* [Task description]
Would you retype every entry that follows without altering a word?

[[ Task inputs open ]]

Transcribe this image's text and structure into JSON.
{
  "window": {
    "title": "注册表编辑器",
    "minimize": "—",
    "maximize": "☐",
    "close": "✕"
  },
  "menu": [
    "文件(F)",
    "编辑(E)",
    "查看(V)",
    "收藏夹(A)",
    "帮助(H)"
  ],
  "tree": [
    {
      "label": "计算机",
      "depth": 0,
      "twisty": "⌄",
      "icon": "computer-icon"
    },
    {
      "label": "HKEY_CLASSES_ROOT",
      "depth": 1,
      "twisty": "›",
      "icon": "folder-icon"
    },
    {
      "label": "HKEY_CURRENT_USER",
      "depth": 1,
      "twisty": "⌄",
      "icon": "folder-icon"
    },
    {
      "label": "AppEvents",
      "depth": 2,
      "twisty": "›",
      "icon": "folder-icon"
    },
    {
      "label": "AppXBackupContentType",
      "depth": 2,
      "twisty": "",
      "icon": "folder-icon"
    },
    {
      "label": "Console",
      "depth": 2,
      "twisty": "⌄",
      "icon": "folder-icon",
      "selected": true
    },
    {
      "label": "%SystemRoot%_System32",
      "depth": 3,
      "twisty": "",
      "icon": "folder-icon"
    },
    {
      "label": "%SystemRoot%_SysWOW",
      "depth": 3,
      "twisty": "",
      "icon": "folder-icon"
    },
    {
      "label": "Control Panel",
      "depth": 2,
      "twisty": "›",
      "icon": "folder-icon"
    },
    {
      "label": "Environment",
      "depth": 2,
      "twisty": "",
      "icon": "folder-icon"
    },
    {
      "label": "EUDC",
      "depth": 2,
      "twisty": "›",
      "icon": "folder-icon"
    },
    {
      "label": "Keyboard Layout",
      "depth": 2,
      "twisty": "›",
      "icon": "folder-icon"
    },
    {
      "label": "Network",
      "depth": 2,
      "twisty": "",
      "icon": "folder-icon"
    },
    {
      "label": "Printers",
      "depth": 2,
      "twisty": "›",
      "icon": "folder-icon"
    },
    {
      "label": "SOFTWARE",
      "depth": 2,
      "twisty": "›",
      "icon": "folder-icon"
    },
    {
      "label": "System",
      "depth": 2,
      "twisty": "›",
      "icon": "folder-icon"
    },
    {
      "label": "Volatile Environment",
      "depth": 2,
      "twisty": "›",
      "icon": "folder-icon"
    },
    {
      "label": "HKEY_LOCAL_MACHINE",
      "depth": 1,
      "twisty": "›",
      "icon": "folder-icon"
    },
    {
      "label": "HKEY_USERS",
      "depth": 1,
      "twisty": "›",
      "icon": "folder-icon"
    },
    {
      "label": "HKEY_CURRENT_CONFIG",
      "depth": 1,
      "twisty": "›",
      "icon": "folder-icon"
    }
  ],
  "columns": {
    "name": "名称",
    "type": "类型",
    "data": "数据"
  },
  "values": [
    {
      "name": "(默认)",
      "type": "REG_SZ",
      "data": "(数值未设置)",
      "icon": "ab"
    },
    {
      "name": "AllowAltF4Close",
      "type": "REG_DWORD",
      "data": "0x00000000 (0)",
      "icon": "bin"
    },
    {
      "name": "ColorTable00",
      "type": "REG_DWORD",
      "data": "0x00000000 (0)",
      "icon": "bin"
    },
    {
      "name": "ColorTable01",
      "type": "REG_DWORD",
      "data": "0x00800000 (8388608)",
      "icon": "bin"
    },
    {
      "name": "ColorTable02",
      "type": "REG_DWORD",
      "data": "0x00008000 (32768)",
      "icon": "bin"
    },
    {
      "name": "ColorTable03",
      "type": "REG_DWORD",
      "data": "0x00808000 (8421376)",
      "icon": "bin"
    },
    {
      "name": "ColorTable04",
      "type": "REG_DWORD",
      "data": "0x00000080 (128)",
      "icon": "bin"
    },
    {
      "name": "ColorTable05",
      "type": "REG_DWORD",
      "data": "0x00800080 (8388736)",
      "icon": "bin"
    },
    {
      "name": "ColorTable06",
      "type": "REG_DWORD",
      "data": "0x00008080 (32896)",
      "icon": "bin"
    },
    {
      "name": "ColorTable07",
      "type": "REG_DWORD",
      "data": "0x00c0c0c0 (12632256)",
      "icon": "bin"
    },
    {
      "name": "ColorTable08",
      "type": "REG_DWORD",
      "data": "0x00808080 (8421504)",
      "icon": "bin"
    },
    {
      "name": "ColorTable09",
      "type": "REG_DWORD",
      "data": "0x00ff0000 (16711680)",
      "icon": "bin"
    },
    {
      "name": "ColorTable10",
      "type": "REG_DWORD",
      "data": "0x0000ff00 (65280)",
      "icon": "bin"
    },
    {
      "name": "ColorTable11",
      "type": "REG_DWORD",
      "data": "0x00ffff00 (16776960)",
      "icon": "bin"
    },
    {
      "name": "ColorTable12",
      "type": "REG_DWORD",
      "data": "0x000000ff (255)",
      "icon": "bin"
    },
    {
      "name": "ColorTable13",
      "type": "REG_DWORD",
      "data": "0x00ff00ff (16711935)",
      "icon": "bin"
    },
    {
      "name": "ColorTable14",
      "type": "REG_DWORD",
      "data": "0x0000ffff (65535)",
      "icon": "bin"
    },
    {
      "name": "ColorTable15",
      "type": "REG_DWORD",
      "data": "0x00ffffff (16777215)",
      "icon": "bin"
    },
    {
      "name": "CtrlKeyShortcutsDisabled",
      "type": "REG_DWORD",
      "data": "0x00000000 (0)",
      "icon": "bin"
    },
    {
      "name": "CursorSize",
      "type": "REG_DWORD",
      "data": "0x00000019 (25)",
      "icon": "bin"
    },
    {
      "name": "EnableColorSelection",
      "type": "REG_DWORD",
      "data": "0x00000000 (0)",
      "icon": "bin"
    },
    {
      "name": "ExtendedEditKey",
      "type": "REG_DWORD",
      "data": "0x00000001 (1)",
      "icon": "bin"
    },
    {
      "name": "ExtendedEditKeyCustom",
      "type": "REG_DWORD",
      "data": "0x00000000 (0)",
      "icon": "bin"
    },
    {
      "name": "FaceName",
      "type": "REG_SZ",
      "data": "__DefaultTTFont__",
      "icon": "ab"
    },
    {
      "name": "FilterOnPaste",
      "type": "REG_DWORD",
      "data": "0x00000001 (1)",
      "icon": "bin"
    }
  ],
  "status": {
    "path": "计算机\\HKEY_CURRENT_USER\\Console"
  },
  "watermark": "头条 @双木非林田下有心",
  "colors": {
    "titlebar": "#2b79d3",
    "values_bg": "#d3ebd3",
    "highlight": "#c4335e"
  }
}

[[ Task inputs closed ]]

* [Answer to this task]
Transcribe this image's text and structure into JSON.
{
  "window": {
    "title": "注册表编辑器",
    "minimize": "—",
    "maximize": "☐",
    "close": "✕"
  },
  "menu": [
    "文件(F)",
    "编辑(E)",
    "查看(V)",
    "收藏夹(A)",
    "帮助(H)"
  ],
  "tree": [
    {
      "label": "计算机",
      "depth": 0,
      "twisty": "⌄",
      "icon": "computer-icon"
    },
    {
      "label": "HKEY_CLASSES_ROOT",
      "depth": 1,
      "twisty": "›",
      "icon": "folder-icon"
    },
    {
      "label": "HKEY_CURRENT_USER",
      "depth": 1,
      "twisty": "⌄",
      "icon": "folder-icon"
    },
    {
      "label": "AppEvents",
      "depth": 2,
      "twisty": "›",
      "icon": "folder-icon"
    },
    {
      "label": "AppXBackupContentType",
      "depth": 2,
      "twisty": "",
      "icon": "folder-icon"
    },
    {
      "label": "Console",
      "depth": 2,
      "twisty": "⌄",
      "icon": "folder-icon",
      "selected": true
    },
    {
      "label": "%SystemRoot%_System32",
      "depth": 3,
      "twisty": "",
      "icon": "folder-icon"
    },
    {
      "label": "%SystemRoot%_SysWOW",
      "depth": 3,
      "twisty": "",
      "icon": "folder-icon"
    },
    {
      "label": "Control Panel",
      "depth": 2,
      "twisty": "›",
      "icon": "folder-icon"
    },
    {
      "label": "Environment",
      "depth": 2,
      "twisty": "",
      "icon": "folder-icon"
    },
    {
      "label": "EUDC",
      "depth": 2,
      "twisty": "›",
      "icon": "folder-icon"
    },
    {
      "label": "Keyboard Layout",
      "depth": 2,
      "twisty": "›",
      "icon": "folder-icon"
    },
    {
      "label": "Network",
      "depth": 2,
      "twisty": "",
      "icon": "folder-icon"
    },
    {
      "label": "Printers",
      "depth": 2,
      "twisty": "›",
      "icon": "folder-icon"
    },
    {
      "label": "SOFTWARE",
      "depth": 2,
      "twisty": "›",
      "icon": "folder-icon"
    },
    {
      "label": "System",
      "depth": 2,
      "twisty": "›",
      "icon": "folder-icon"
    },
    {
      "label": "Volatile Environment",
      "depth": 2,
      "twisty": "›",
      "icon": "folder-icon"
    },
    {
      "label": "HKEY_LOCAL_MACHINE",
      "depth": 1,
      "twisty": "›",
      "icon": "folder-icon"
    },
    {
      "label": "HKEY_USERS",
      "depth": 1,
      "twisty": "›",
      "icon": "folder-icon"
    },
    {
      "label": "HKEY_CURRENT_CONFIG",
      "depth": 1,
      "twisty": "›",
      "icon": "folder-icon"
    }
  ],
  "columns": {
    "name": "名称",
    "type": "类型",
    "data": "数据"
  },
  "values": [
    {
      "name": "(默认)",
      "type": "REG_SZ",
      "data": "(数值未设置)",
      "icon": "ab"
    },
    {
      "name": "AllowAltF4Close",
      "type": "REG_DWORD",
      "data": "0x00000000 (0)",
      "icon": "bin"
    },
    {
      "name": "ColorTable00",
      "type": "REG_DWORD",
      "data": "0x00000000 (0)",
      "icon": "bin"
    },
    {
      "name": "ColorTable01",
      "type": "REG_DWORD",
      "data": "0x00800000 (8388608)",
      "icon": "bin"
    },
    {
      "name": "ColorTable02",
      "type": "REG_DWORD",
      "data": "0x00008000 (32768)",
      "icon": "bin"
    },
    {
      "name": "ColorTable03",
      "type": "REG_DWORD",
      "data": "0x00808000 (8421376)",
      "icon": "bin"
    },
    {
      "name": "ColorTable04",
      "type": "REG_DWORD",
      "data": "0x00000080 (128)",
      "icon": "bin"
    },
    {
      "name": "ColorTable05",
      "type": "REG_DWORD",
      "data": "0x00800080 (8388736)",
      "icon": "bin"
    },
    {
      "name": "ColorTable06",
      "type": "REG_DWORD",
      "data": "0x00008080 (32896)",
      "icon": "bin"
    },
    {
      "name": "ColorTable07",
      "type": "REG_DWORD",
      "data": "0x00c0c0c0 (12632256)",
      "icon": "bin"
    },
    {
      "name": "ColorTable08",
      "type": "REG_DWORD",
      "data": "0x00808080 (8421504)",
      "icon": "bin"
    },
    {
      "name": "ColorTable09",
      "type": "REG_DWORD",
      "data": "0x00ff0000 (16711680)",
      "icon": "bin"
    },
    {
      "name": "ColorTable10",
      "type": "REG_DWORD",
      "data": "0x0000ff00 (65280)",
      "icon": "bin"
    },
    {
      "name": "ColorTable11",
      "type": "REG_DWORD",
      "data": "0x00ffff00 (16776960)",
      "icon": "bin"
    },
    {
      "name": "ColorTable12",
      "type": "REG_DWORD",
      "data": "0x000000ff (255)",
      "icon": "bin"
    },
    {
      "name": "ColorTable13",
      "type": "REG_DWORD",
      "data": "0x00ff00ff (16711935)",
      "icon": "bin"
    },
    {
      "name": "ColorTable14",
      "type": "REG_DWORD",
      "data": "0x0000ffff (65535)",
      "icon": "bin"
    },
    {
      "name": "ColorTable15",
      "type": "REG_DWORD",
      "data": "0x00ffffff (16777215)",
      "icon": "bin"
    },
    {
      "name": "CtrlKeyShortcutsDisabled",
      "type": "REG_DWORD",
      "data": "0x00000000 (0)",
      "icon": "bin"
    },
    {
      "name": "CursorSize",
      "type": "REG_DWORD",
      "data": "0x00000019 (25)",
      "icon": "bin"
    },
    {
      "name": "EnableColorSelection",
      "type": "REG_DWORD",
      "data": "0x00000000 (0)",
      "icon": "bin"
    },
    {
      "name": "ExtendedEditKey",
      "type": "REG_DWORD",
      "data": "0x00000001 (1)",
      "icon": "bin"
    },
    {
      "name": "ExtendedEditKeyCustom",
      "type": "REG_DWORD",
      "data": "0x00000000 (0)",
      "icon": "bin"
    },
    {
      "name": "FaceName",
      "type": "REG_SZ",
      "data": "__DefaultTTFont__",
      "icon": "ab"
    },
    {
      "name": "FilterOnPaste",
      "type": "REG_DWORD",
      "data": "0x00000001 (1)",
      "icon": "bin"
    }
  ],
  "status": {
    "path": "计算机\\HKEY_CURRENT_USER\\Console"
  },
  "watermark": "头条 @双木非林田下有心",
  "colors": {
    "titlebar": "#2b79d3",
    "values_bg": "#d3ebd3",
    "highlight": "#c4335e"
  }
}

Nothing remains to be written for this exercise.